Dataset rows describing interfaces
-- Opening Marker --

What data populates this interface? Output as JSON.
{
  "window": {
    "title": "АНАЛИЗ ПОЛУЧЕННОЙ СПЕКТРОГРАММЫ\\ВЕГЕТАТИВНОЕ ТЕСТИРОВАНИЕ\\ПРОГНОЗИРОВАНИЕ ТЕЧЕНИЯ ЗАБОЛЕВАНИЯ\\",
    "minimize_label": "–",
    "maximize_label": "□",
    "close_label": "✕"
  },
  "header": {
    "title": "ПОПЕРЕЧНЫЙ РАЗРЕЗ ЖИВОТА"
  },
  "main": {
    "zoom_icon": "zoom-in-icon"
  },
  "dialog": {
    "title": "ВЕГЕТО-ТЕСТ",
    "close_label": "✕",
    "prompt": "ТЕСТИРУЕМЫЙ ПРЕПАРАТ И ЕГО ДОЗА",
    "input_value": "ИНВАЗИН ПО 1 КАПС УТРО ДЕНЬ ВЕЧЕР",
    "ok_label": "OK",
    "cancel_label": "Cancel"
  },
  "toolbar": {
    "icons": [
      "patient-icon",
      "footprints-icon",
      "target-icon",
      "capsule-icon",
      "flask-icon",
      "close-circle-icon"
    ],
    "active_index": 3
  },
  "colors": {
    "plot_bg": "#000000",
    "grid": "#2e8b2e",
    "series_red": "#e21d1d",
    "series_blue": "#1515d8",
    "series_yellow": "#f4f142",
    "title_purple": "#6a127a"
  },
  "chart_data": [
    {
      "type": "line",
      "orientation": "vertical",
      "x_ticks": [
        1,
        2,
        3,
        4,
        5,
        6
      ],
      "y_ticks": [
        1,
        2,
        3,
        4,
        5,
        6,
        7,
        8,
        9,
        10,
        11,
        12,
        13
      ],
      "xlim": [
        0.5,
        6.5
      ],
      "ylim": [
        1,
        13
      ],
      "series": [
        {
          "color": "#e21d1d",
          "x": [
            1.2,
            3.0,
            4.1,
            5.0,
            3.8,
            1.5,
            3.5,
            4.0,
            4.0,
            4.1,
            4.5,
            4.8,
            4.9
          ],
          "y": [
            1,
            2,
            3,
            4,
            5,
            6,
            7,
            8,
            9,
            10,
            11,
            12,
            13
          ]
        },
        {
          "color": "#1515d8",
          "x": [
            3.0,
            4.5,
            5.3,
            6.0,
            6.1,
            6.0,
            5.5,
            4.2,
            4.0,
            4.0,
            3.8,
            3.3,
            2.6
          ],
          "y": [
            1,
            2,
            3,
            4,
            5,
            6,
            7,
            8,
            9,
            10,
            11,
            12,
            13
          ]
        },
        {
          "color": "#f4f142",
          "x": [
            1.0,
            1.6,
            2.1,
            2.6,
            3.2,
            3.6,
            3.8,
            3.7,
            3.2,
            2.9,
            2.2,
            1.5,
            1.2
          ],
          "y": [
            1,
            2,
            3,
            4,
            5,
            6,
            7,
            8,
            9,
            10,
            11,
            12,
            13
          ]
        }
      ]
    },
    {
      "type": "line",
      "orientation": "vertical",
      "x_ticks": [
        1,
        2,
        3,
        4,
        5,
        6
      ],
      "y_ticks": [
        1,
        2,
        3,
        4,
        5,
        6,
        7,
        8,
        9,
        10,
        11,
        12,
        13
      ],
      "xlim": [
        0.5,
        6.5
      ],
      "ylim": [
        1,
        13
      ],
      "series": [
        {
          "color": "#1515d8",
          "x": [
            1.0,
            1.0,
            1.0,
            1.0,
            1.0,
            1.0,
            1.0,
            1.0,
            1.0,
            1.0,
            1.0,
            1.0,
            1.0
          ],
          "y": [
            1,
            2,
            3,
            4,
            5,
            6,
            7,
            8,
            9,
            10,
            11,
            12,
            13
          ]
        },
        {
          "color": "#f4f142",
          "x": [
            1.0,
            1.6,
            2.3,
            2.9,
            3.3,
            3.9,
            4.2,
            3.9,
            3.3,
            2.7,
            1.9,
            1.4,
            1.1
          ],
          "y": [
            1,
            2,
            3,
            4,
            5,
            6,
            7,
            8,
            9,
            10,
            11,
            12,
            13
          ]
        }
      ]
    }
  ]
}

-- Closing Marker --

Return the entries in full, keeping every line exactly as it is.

What data populates this interface? Output as JSON.
{
  "window": {
    "title": "АНАЛИЗ ПОЛУЧЕННОЙ СПЕКТРОГРАММЫ\\ВЕГЕТАТИВНОЕ ТЕСТИРОВАНИЕ\\ПРОГНОЗИРОВАНИЕ ТЕЧЕНИЯ ЗАБОЛЕВАНИЯ\\",
    "minimize_label": "–",
    "maximize_label": "□",
    "close_label": "✕"
  },
  "header": {
    "title": "ПОПЕРЕЧНЫЙ РАЗРЕЗ ЖИВОТА"
  },
  "main": {
    "zoom_icon": "zoom-in-icon"
  },
  "dialog": {
    "title": "ВЕГЕТО-ТЕСТ",
    "close_label": "✕",
    "prompt": "ТЕСТИРУЕМЫЙ ПРЕПАРАТ И ЕГО ДОЗА",
    "input_value": "ИНВАЗИН ПО 1 КАПС УТРО ДЕНЬ ВЕЧЕР",
    "ok_label": "OK",
    "cancel_label": "Cancel"
  },
  "toolbar": {
    "icons": [
      "patient-icon",
      "footprints-icon",
      "target-icon",
      "capsule-icon",
      "flask-icon",
      "close-circle-icon"
    ],
    "active_index": 3
  },
  "colors": {
    "plot_bg": "#000000",
    "grid": "#2e8b2e",
    "series_red": "#e21d1d",
    "series_blue": "#1515d8",
    "series_yellow": "#f4f142",
    "title_purple": "#6a127a"
  },
  "chart_data": [
    {
      "type": "line",
      "orientation": "vertical",
      "x_ticks": [
        1,
        2,
        3,
        4,
        5,
        6
      ],
      "y_ticks": [
        1,
        2,
        3,
        4,
        5,
        6,
        7,
        8,
        9,
        10,
        11,
        12,
        13
      ],
      "xlim": [
        0.5,
        6.5
      ],
      "ylim": [
        1,
        13
      ],
      "series": [
        {
          "color": "#e21d1d",
          "x": [
            1.2,
            3.0,
            4.1,
            5.0,
            3.8,
            1.5,
            3.5,
            4.0,
            4.0,
            4.1,
            4.5,
            4.8,
            4.9
          ],
          "y": [
            1,
            2,
            3,
            4,
            5,
            6,
            7,
            8,
            9,
            10,
            11,
            12,
            13
          ]
        },
        {
          "color": "#1515d8",
          "x": [
            3.0,
            4.5,
            5.3,
            6.0,
            6.1,
            6.0,
            5.5,
            4.2,
            4.0,
            4.0,
            3.8,
            3.3,
            2.6
          ],
          "y": [
            1,
            2,
            3,
            4,
            5,
            6,
            7,
            8,
            9,
            10,
            11,
            12,
            13
          ]
        },
        {
          "color": "#f4f142",
          "x": [
            1.0,
            1.6,
            2.1,
            2.6,
            3.2,
            3.6,
            3.8,
            3.7,
            3.2,
            2.9,
            2.2,
            1.5,
            1.2
          ],
          "y": [
            1,
            2,
            3,
            4,
            5,
            6,
            7,
            8,
            9,
            10,
            11,
            12,
            13
          ]
        }
      ]
    },
    {
      "type": "line",
      "orientation": "vertical",
      "x_ticks": [
        1,
        2,
        3,
        4,
        5,
        6
      ],
      "y_ticks": [
        1,
        2,
        3,
        4,
        5,
        6,
        7,
        8,
        9,
        10,
        11,
        12,
        13
      ],
      "xlim": [
        0.5,
        6.5
      ],
      "ylim": [
        1,
        13
      ],
      "series": [
        {
          "color": "#1515d8",
          "x": [
            1.0,
            1.0,
            1.0,
            1.0,
            1.0,
            1.0,
            1.0,
            1.0,
            1.0,
            1.0,
            1.0,
            1.0,
            1.0
          ],
          "y": [
            1,
            2,
            3,
            4,
            5,
            6,
            7,
            8,
            9,
            10,
            11,
            12,
            13
          ]
        },
        {
          "color": "#f4f142",
          "x": [
            1.0,
            1.6,
            2.3,
            2.9,
            3.3,
            3.9,
            4.2,
            3.9,
            3.3,
            2.7,
            1.9,
            1.4,
            1.1
          ],
          "y": [
            1,
            2,
            3,
            4,
            5,
            6,
            7,
            8,
            9,
            10,
            11,
            12,
            13
          ]
        }
      ]
    }
  ]
}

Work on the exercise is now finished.